She said that, for months, she avoided wearing a suit she got just days before the invasion began because it was bringing back memories of the darkest moments of her life.

“It’s not the memories you want to have in your head all the time,” she said.

Arieva, 22, and Fursin, 25, rushed to tie the knot in St. Michael’s Golden-Domed Monastery on Feb. 24, 2022 months before their planned wedding in May. They wanted to be together, whatever came next. The place has since become a favorite spot for visiting foreign dignitaries on their show-of-support trips to Kyiv. Most recently, US President Joe Biden was photographed there with Ukraine’s leader Volodymyr Zelensky during his surprise visit on Monday.

“I remember my wedding ceremony and that feeling of not knowing anything. That unpredictable and really scary future,” Arieva said.

The same day, they collected their weapons and signed up as volunteers with their local unit of territorial defense force, the volunteer branch of Ukraine’s armed forces, determined to defend their city. Arieva serves as an elected Kyiv City councilor, a part-time unpaid government position that meant she was given a weapon.

Read more here.

7:51 p.m. ET, February 23, 2023

Analysis: Russian warlord's feud with Putin's generals explodes into the open with gruesome PR campaign

Analysis by CNN's Nathan Hodge

It has to count as one of the strangest PR campaigns in memory: using a pile of corpses to make your case to the powers that be.

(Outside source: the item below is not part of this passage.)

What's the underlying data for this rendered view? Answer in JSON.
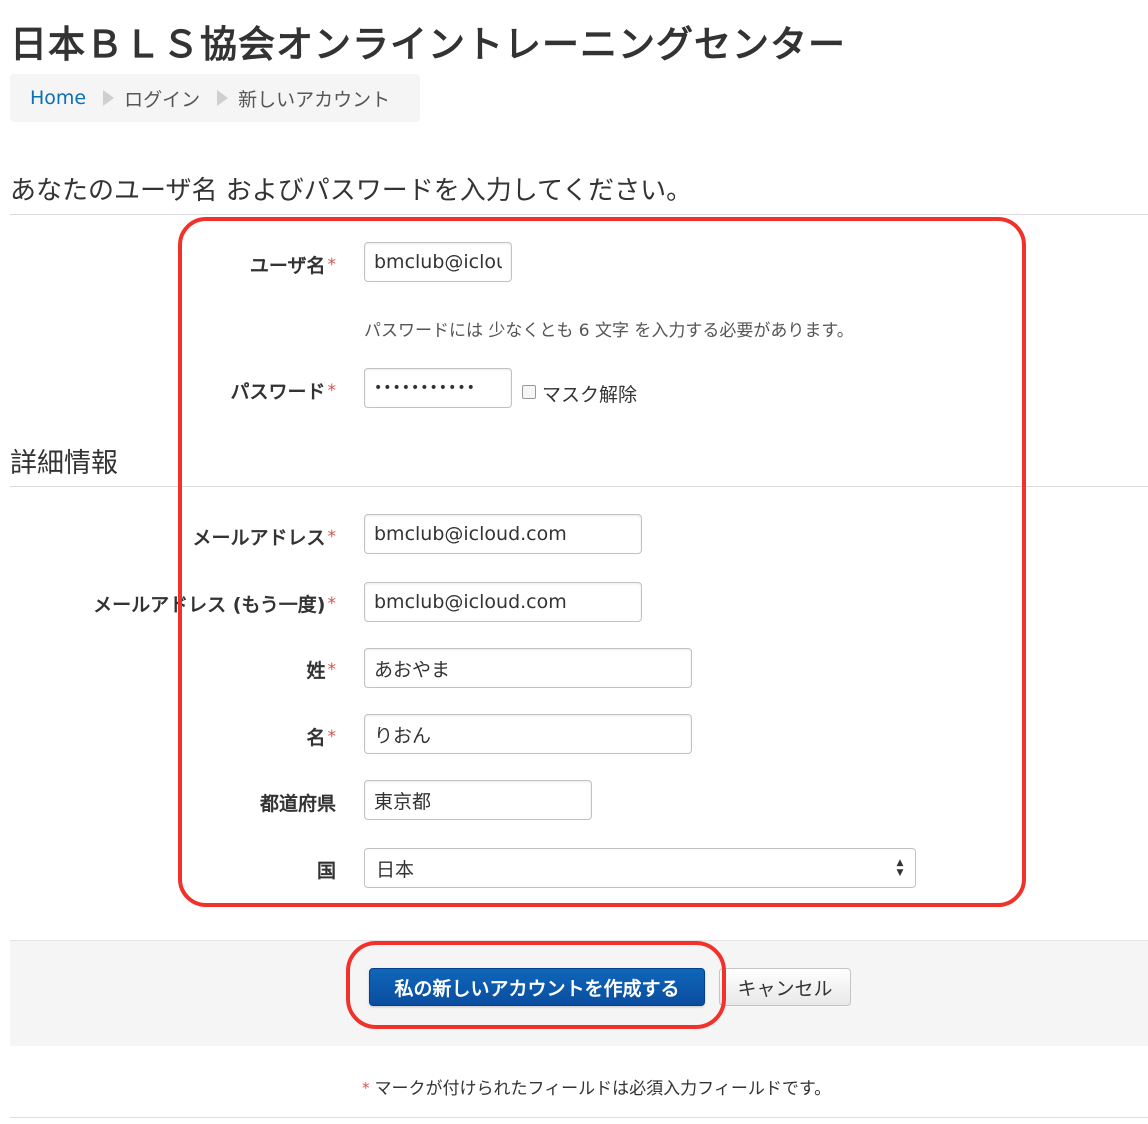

That’s what Yevgeny Prigozhin, the head of the Russian mercenary group Wagner, appears to have done this week in an unusual public appeal for ammunition for his fighters in Ukraine. And in the process, he has cast a harsh light on his open feud with Russia’s military leadership around the anniversary of the full-scale invasion of Ukraine.

On Wednesday, Prigozhin posted a picture on Telegram showing the bodies of several dozen slain Wagner fighters, piled unceremoniously in a courtyard. Alongside that shocking photo, he posted the image of a formal request from Wagner for more ammunition, pointing the finger of blame squarely at the Russian Ministry of Defense for squandering one of those lives.

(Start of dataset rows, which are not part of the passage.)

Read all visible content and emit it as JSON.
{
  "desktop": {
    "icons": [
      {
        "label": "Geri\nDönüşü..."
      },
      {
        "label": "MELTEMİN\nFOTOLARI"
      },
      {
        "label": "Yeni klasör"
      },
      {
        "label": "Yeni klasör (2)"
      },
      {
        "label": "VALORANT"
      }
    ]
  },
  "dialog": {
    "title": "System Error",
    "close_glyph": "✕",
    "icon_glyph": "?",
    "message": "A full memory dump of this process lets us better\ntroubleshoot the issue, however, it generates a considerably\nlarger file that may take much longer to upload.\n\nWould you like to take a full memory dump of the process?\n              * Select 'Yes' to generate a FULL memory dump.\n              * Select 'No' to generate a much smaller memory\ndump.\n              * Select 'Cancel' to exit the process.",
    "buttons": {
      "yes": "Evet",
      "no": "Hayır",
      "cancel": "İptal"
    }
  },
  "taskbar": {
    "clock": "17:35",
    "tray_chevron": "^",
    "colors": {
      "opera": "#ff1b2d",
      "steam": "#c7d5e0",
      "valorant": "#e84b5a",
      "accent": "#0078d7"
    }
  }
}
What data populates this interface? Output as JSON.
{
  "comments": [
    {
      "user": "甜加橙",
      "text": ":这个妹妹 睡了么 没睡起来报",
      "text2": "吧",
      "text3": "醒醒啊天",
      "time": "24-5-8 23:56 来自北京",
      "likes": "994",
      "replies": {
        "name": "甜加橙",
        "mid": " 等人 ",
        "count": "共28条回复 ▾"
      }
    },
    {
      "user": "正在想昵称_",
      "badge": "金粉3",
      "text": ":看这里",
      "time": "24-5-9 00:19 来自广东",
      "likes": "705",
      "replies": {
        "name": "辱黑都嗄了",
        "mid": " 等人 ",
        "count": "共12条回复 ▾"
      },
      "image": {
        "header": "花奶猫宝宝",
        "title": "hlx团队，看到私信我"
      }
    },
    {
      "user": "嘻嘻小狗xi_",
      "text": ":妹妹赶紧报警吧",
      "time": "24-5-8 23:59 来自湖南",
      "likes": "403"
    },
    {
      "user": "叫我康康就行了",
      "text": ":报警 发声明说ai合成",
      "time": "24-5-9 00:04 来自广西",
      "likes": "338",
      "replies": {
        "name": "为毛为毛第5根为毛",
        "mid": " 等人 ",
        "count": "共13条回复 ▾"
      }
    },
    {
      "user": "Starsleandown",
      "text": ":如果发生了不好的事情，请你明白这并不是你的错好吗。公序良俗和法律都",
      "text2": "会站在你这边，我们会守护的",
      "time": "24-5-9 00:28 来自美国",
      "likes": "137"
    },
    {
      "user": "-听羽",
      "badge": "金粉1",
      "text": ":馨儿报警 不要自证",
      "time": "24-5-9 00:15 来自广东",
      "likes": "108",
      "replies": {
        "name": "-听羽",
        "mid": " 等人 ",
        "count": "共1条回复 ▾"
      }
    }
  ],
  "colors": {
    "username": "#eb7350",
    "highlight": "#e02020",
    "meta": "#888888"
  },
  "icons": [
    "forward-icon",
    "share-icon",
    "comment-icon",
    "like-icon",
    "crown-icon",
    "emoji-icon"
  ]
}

“This is one of the gathering places of the dead,” Prigozhin said. “These are the guys who died yesterday due to the so-called ‘shell starvation’ [by the Russian MOD]. There should have been five times fewer of them. So mothers, wives and children will get their bodies.”

Apparently, the message got through to someone. In a message and voice note Thursday, Prigozhin said a shipment of ammunition was now on its way to his forces.

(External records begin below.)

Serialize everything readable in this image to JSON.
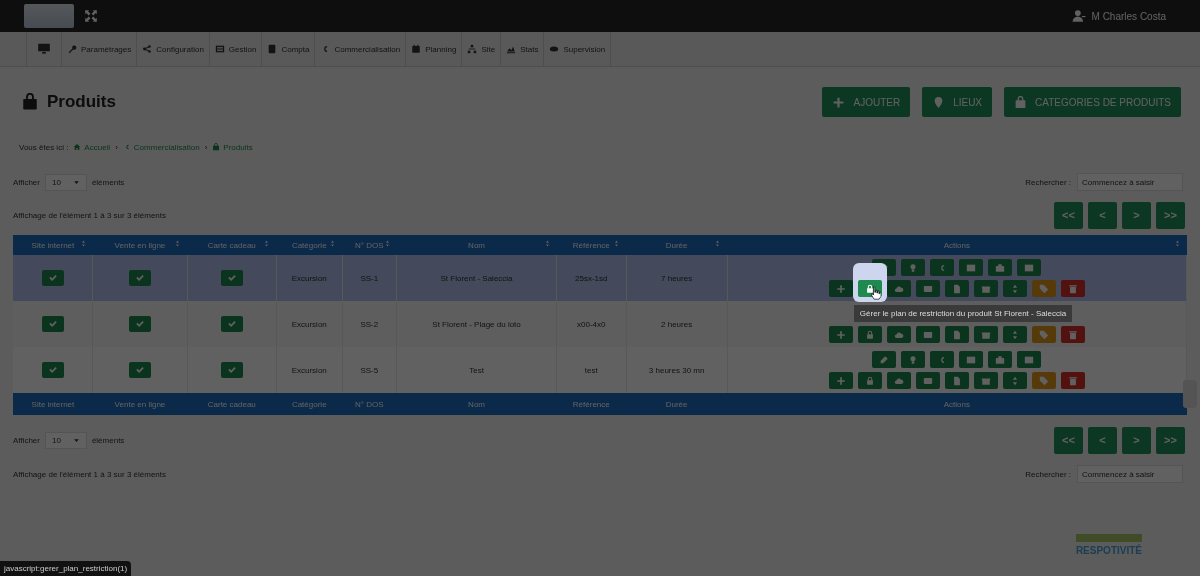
{
  "top_bar": {
    "user": "M Charles Costa"
  },
  "nav": [
    "Paramétrages",
    "Configuration",
    "Gestion",
    "Compta",
    "Commercialisation",
    "Planning",
    "Site",
    "Stats",
    "Supervision"
  ],
  "page": {
    "title": "Produits",
    "buttons": [
      "AJOUTER",
      "LIEUX",
      "CATEGORIES DE PRODUITS"
    ]
  },
  "breadcrumb": {
    "prefix": "Vous êtes ici :",
    "items": [
      {
        "label": "Accueil"
      },
      {
        "separator": "›",
        "label": "Commercialisation"
      },
      {
        "separator": "›",
        "label": "Produits"
      }
    ]
  },
  "length_top": {
    "before": "Afficher",
    "value": "10",
    "after": "éléments"
  },
  "info_top": "Affichage de l'élément 1 à 3 sur 3 éléments",
  "search_top": {
    "label": "Rechercher :",
    "placeholder": "Commencez à saisir"
  },
  "pagination": [
    "<<",
    "<",
    ">",
    ">>"
  ],
  "table": {
    "columns": [
      "Site internet",
      "Vente en ligne",
      "Carte cadeau",
      "Catégorie",
      "N° DOS",
      "Nom",
      "Référence",
      "Durée",
      "Actions"
    ],
    "footer": [
      "Site internet",
      "Vente en ligne",
      "Carte cadeau",
      "Catégorie",
      "N° DOS",
      "Nom",
      "Référence",
      "Durée",
      "Actions"
    ],
    "rows": [
      {
        "selected": true,
        "site": true,
        "online": true,
        "gift": true,
        "category": "Excursion",
        "number": "SS-1",
        "name": "St Florent - Saleccia",
        "reference": "25sx-1sd",
        "duration": "7 heures",
        "actions_top": [
          {
            "highlighted": false
          },
          {
            "highlighted": false
          },
          {
            "highlighted": false
          },
          {
            "highlighted": false
          },
          {
            "highlighted": false
          },
          {
            "highlighted": false
          }
        ],
        "actions_bottom": [
          {
            "highlighted": false
          },
          {
            "highlighted": true
          },
          {
            "highlighted": false
          },
          {
            "highlighted": false
          },
          {
            "highlighted": false
          },
          {
            "highlighted": false
          },
          {
            "highlighted": false
          },
          {
            "highlighted": false
          },
          {
            "highlighted": false
          }
        ]
      },
      {
        "selected": false,
        "site": true,
        "online": true,
        "gift": true,
        "category": "Excursion",
        "number": "SS-2",
        "name": "St Florent - Plage du loto",
        "reference": "x00-4x0",
        "duration": "2 heures",
        "actions_bottom": [
          {
            "highlighted": false
          },
          {
            "highlighted": false
          },
          {
            "highlighted": false
          },
          {
            "highlighted": false
          },
          {
            "highlighted": false
          },
          {
            "highlighted": false
          },
          {
            "highlighted": false
          },
          {
            "highlighted": false
          },
          {
            "highlighted": false
          }
        ]
      },
      {
        "selected": false,
        "site": true,
        "online": true,
        "gift": true,
        "category": "Excursion",
        "number": "SS-5",
        "name": "Test",
        "reference": "test",
        "duration": "3 heures 30 mn",
        "actions_top": [
          {
            "highlighted": false
          },
          {
            "highlighted": false
          },
          {
            "highlighted": false
          },
          {
            "highlighted": false
          },
          {
            "highlighted": false
          },
          {
            "highlighted": false
          }
        ],
        "actions_bottom": [
          {
            "highlighted": false
          },
          {
            "highlighted": false
          },
          {
            "highlighted": false
          },
          {
            "highlighted": false
          },
          {
            "highlighted": false
          },
          {
            "highlighted": false
          },
          {
            "highlighted": false
          },
          {
            "highlighted": false
          },
          {
            "highlighted": false
          }
        ]
      }
    ]
  },
  "tooltip": "Gérer le plan de restriction du produit St Florent - Saleccia",
  "length_bottom": {
    "before": "Afficher",
    "value": "10",
    "after": "éléments"
  },
  "search_bottom": {
    "label": "Rechercher :",
    "placeholder": "Commencez à saisir"
  },
  "info_bottom": "Affichage de l'élément 1 à 3 sur 3 éléments",
  "brand": "RESPOTIVITÉ",
  "status_bar": "javascript:gerer_plan_restriction(1)"
}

“Today at 6 a.m. (local) it was reported that shipment of ammunition begins,” he said. “Most likely, the train has started moving … we are told that the main papers have already been signed.”

What was the rationale behind this ghoulish spectacle? Prigozhin already has a reputation for callousness and cruelty: Late last year, around the New Year’s holiday, he visited a morgue stacked with the body bags of dead Wagner soldiers, many of whom had been recruited from prisons with a promise of amnesty.

“Their contracts are over,” he deadpanned. “They’re going home.”

Read the full analysis here.